As I have said so many times on this blog, it breaks my heart to see so many possibilities for a great historical property fall victim to neglect or new development. It is always refreshing to see the opposite happen. It is especially refreshing to see it happen to an entire town.
This summer I had the opportunity to spend a great deal of time in historic Bucks County, Pennsylvania. As I explored lovely Doylestown and the surrounding area, I was pleased to find a very active Historical Society dedicated to preserving the buildings and culture of the town.
Doylestown and the surrounding area are full of history. The quaint old houses that now serve as home base for law firms, investment gurus and real estate agents all feature handsome plaques where their original build dates are inscribed. Most of them were built in the mid-1800s. Even buildings that are no longer there have their moment in history marked, such as the spot of the old school, which now features peaceful trees and benches a stone’s throw away from the courthouse. Businesses thrive in the busy yet quaint downtown area.
It wasn’t always this way. In the early 1960’s, shopping centers began moving in, and that drew customers away from the downtown. Stores began to close, and many storefronts were empty. It is a sad story that has been repeated over and over in small towns across the United States.
Something had to be done. A plan that included urban renewal funds was proposed, but it would mean tearing down more than 20 historic properties to make room for a parking lot. That’s when Doylestown citizens stepped in with an outcry of protest and took matters into their own hands.
Since then, the revitalization of the downtown has been impressive. Eclectic little shops do a brisk business alongside big-city staples like The Gap. The County Theater opened in 1938, and today the two screens operate as a non-profit community project. Despite the presence of a massive and much more modern theater just a few miles down the road, when I attended a showing of a classic movie at County, the room was packed. Almost every seat was filled!
Big draws in the town include four world-class museums, which are historical marvels in their own right. Fonthill Museum was the home of Henry Mercer, who made a career of many things but made his true mark as a collector. The massive home, which looks very much like an old-world castle, features Medieval, Gothic and Byzantine styles and is one of the first examples of a structure built with reinforced concrete. Mercer also built Mercer Museum and Moravian Pottery and Tile Works. These properties are maintained by the Bucks County Historical Society.
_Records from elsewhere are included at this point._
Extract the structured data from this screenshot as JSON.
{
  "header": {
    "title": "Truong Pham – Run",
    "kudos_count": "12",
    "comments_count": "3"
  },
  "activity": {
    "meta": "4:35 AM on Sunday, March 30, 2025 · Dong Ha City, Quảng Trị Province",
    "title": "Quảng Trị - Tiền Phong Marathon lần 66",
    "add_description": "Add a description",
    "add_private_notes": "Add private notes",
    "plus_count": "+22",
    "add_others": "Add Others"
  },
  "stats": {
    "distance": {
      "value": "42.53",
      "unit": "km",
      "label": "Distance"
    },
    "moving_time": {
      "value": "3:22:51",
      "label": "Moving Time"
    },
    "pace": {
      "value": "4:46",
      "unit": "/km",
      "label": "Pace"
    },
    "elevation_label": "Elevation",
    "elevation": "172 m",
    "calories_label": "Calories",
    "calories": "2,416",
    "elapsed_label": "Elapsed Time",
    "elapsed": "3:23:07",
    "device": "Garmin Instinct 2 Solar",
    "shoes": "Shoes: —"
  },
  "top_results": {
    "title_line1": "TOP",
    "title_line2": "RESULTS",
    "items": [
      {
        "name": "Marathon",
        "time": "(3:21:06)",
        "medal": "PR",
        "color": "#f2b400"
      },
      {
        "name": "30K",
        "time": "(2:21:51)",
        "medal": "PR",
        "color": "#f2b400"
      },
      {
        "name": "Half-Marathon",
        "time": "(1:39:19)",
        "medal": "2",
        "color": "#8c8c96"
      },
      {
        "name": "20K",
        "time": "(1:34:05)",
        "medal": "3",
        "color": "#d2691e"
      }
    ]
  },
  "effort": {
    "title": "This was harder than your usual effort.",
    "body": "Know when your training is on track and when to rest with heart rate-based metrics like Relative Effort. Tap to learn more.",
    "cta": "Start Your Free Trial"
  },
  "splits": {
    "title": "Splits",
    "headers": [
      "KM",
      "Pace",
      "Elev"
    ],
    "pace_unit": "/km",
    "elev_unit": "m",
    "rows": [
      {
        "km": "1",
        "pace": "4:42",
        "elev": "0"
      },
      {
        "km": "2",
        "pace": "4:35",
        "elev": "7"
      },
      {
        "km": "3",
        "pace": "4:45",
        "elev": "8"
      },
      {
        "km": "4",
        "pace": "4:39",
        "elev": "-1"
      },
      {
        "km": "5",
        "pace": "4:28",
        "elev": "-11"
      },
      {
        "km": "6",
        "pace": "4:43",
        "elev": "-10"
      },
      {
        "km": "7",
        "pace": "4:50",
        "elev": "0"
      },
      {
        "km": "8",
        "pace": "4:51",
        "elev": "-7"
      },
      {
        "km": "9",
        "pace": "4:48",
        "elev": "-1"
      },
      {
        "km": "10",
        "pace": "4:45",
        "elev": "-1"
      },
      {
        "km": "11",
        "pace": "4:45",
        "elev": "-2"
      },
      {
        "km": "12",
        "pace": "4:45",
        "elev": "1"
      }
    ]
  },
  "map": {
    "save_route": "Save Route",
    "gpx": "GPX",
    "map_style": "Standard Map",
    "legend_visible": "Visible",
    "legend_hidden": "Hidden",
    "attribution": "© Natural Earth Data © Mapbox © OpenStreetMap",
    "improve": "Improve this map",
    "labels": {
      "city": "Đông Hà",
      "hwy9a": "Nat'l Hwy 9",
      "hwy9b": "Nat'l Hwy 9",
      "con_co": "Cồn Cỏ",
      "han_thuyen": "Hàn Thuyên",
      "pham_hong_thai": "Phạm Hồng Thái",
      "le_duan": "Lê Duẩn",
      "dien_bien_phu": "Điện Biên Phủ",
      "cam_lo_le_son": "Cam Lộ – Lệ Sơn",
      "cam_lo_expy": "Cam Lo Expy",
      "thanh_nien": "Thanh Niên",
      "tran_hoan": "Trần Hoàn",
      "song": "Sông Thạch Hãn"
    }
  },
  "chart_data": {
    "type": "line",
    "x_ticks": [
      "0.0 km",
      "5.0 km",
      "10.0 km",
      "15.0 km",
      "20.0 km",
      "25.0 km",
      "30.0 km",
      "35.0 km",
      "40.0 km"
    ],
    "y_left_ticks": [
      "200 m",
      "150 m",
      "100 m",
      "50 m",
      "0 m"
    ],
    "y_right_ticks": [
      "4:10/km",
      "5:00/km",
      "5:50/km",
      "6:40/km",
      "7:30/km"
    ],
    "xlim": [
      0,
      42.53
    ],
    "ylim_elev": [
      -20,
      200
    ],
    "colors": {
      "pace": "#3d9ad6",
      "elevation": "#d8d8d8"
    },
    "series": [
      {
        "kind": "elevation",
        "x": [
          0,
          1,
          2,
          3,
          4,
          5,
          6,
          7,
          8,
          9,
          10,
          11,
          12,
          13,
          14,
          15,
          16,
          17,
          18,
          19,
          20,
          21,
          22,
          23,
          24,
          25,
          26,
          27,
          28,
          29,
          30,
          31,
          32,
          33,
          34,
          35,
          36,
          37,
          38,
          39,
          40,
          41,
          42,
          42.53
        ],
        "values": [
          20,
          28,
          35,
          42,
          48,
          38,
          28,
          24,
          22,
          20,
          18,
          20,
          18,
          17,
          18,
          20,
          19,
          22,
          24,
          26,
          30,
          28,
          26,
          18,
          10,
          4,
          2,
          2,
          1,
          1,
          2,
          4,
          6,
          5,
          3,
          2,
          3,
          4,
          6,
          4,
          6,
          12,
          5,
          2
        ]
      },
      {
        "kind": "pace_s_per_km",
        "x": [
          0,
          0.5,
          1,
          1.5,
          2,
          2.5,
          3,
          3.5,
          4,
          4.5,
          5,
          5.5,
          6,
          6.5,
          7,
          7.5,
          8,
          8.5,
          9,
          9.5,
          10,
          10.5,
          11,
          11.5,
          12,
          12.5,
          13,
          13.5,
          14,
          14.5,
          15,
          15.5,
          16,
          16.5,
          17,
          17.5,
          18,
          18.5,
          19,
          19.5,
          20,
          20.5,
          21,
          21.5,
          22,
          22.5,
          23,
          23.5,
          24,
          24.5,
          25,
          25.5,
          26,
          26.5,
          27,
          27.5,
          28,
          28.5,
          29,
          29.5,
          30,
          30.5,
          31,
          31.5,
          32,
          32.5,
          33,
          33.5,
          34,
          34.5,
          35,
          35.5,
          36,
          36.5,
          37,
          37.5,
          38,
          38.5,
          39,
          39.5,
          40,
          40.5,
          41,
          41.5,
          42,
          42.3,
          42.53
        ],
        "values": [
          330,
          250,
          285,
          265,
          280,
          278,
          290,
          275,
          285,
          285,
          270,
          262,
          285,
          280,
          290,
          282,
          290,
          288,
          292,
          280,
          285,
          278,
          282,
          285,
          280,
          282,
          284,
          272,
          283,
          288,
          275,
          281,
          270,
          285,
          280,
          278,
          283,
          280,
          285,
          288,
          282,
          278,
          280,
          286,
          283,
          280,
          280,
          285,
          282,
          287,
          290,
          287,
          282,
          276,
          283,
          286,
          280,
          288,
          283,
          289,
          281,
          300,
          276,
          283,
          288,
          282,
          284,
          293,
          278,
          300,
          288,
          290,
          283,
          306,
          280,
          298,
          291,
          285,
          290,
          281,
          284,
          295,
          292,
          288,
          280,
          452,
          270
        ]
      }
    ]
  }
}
Across the street from the Mercer Museum is a property that looks suspiciously like a prison–and that’s exactly what it was. The James A. Michener Museum, showcasing the works of the late author, was originally built as the Buck County Prison in 1884. After a century, the building was being torn down when County Commissioners stepped in and agreed to lease the old prison to create the new museum. It opened to the public in 1988.
Walking through Doylestown and venturing into broader Bucks County is a history lesson around every corner. From the old buildings that have been beautifully restored to the Pearl S. Buck House out in the countryside, each historical landmark is a sign of victory for those who want to keep their heritage alive.
This is what can happen when truly dedicated community members form an active historic society and then use their time and money to back up their commitment. If a historical society were this active in every community, the world might be an even more interesting place.